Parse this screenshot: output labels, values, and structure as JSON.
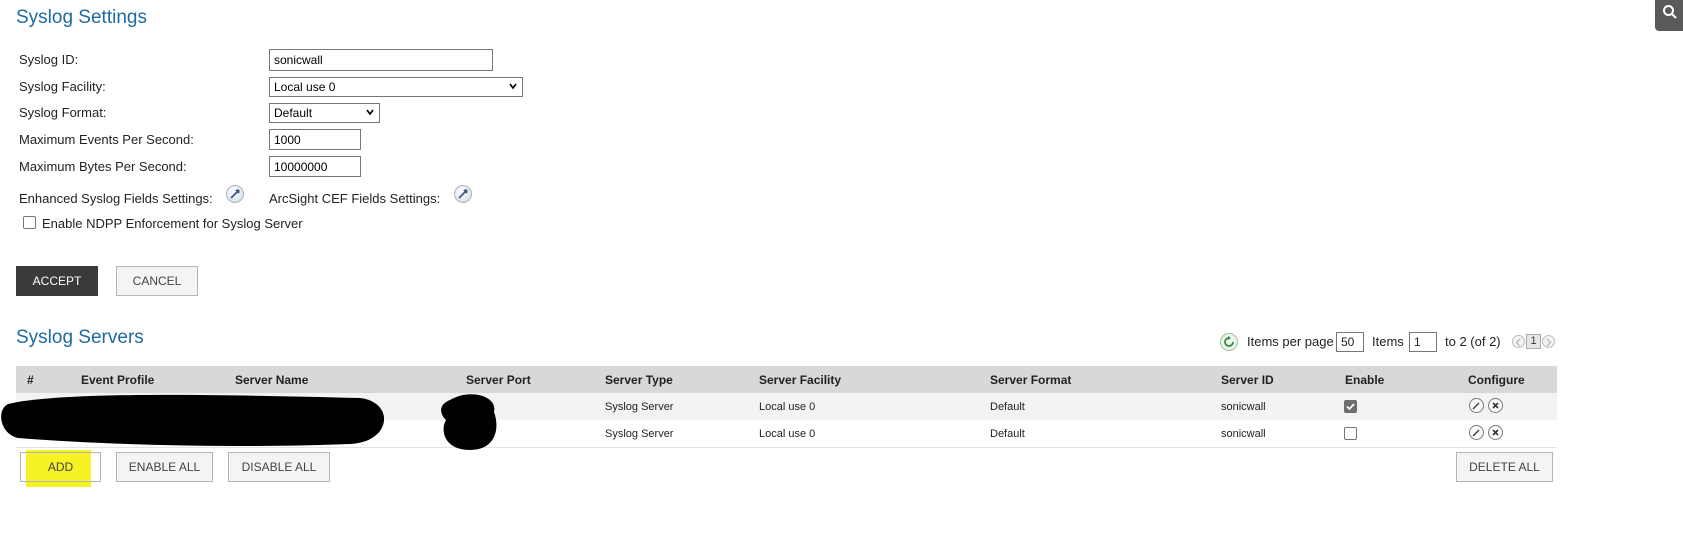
{
  "settings": {
    "title": "Syslog Settings",
    "syslog_id_label": "Syslog ID:",
    "syslog_id_value": "sonicwall",
    "facility_label": "Syslog Facility:",
    "facility_value": "Local use 0",
    "format_label": "Syslog Format:",
    "format_value": "Default",
    "max_events_label": "Maximum Events Per Second:",
    "max_events_value": "1000",
    "max_bytes_label": "Maximum Bytes Per Second:",
    "max_bytes_value": "10000000",
    "enhanced_label": "Enhanced Syslog Fields Settings:",
    "arcsight_label": "ArcSight CEF Fields Settings:",
    "ndpp_label": "Enable NDPP Enforcement for Syslog Server",
    "ndpp_checked": false,
    "accept_label": "ACCEPT",
    "cancel_label": "CANCEL"
  },
  "servers": {
    "title": "Syslog Servers",
    "items_per_page_label": "Items per page",
    "items_per_page_value": "50",
    "items_label": "Items",
    "items_start_value": "1",
    "items_range_text": "to 2 (of 2)",
    "current_page": "1",
    "columns": [
      "#",
      "Event Profile",
      "Server Name",
      "Server Port",
      "Server Type",
      "Server Facility",
      "Server Format",
      "Server ID",
      "Enable",
      "Configure"
    ],
    "rows": [
      {
        "type": "Syslog Server",
        "facility": "Local use 0",
        "format": "Default",
        "server_id": "sonicwall",
        "enabled": true
      },
      {
        "type": "Syslog Server",
        "facility": "Local use 0",
        "format": "Default",
        "server_id": "sonicwall",
        "enabled": false
      }
    ],
    "add_label": "ADD",
    "enable_all_label": "ENABLE ALL",
    "disable_all_label": "DISABLE ALL",
    "delete_all_label": "DELETE ALL"
  },
  "colors": {
    "title_blue": "#1e6aa0",
    "highlight": "#f6f226",
    "header_gray": "#d8d8d8"
  },
  "icons": [
    "search-icon",
    "tool-icon",
    "refresh-icon",
    "edit-icon",
    "delete-icon",
    "pager-prev-icon",
    "pager-next-icon"
  ]
}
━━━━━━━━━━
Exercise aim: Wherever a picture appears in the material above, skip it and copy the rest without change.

Response:
Parse this screenshot: output labels, values, and structure as JSON.
{
  "settings": {
    "title": "Syslog Settings",
    "syslog_id_label": "Syslog ID:",
    "syslog_id_value": "sonicwall",
    "facility_label": "Syslog Facility:",
    "facility_value": "Local use 0",
    "format_label": "Syslog Format:",
    "format_value": "Default",
    "max_events_label": "Maximum Events Per Second:",
    "max_events_value": "1000",
    "max_bytes_label": "Maximum Bytes Per Second:",
    "max_bytes_value": "10000000",
    "enhanced_label": "Enhanced Syslog Fields Settings:",
    "arcsight_label": "ArcSight CEF Fields Settings:",
    "ndpp_label": "Enable NDPP Enforcement for Syslog Server",
    "ndpp_checked": false,
    "accept_label": "ACCEPT",
    "cancel_label": "CANCEL"
  },
  "servers": {
    "title": "Syslog Servers",
    "items_per_page_label": "Items per page",
    "items_per_page_value": "50",
    "items_label": "Items",
    "items_start_value": "1",
    "items_range_text": "to 2 (of 2)",
    "current_page": "1",
    "columns": [
      "#",
      "Event Profile",
      "Server Name",
      "Server Port",
      "Server Type",
      "Server Facility",
      "Server Format",
      "Server ID",
      "Enable",
      "Configure"
    ],
    "rows": [
      {
        "type": "Syslog Server",
        "facility": "Local use 0",
        "format": "Default",
        "server_id": "sonicwall",
        "enabled": true
      },
      {
        "type": "Syslog Server",
        "facility": "Local use 0",
        "format": "Default",
        "server_id": "sonicwall",
        "enabled": false
      }
    ],
    "add_label": "ADD",
    "enable_all_label": "ENABLE ALL",
    "disable_all_label": "DISABLE ALL",
    "delete_all_label": "DELETE ALL"
  },
  "colors": {
    "title_blue": "#1e6aa0",
    "highlight": "#f6f226",
    "header_gray": "#d8d8d8"
  },
  "icons": [
    "search-icon",
    "tool-icon",
    "refresh-icon",
    "edit-icon",
    "delete-icon",
    "pager-prev-icon",
    "pager-next-icon"
  ]
}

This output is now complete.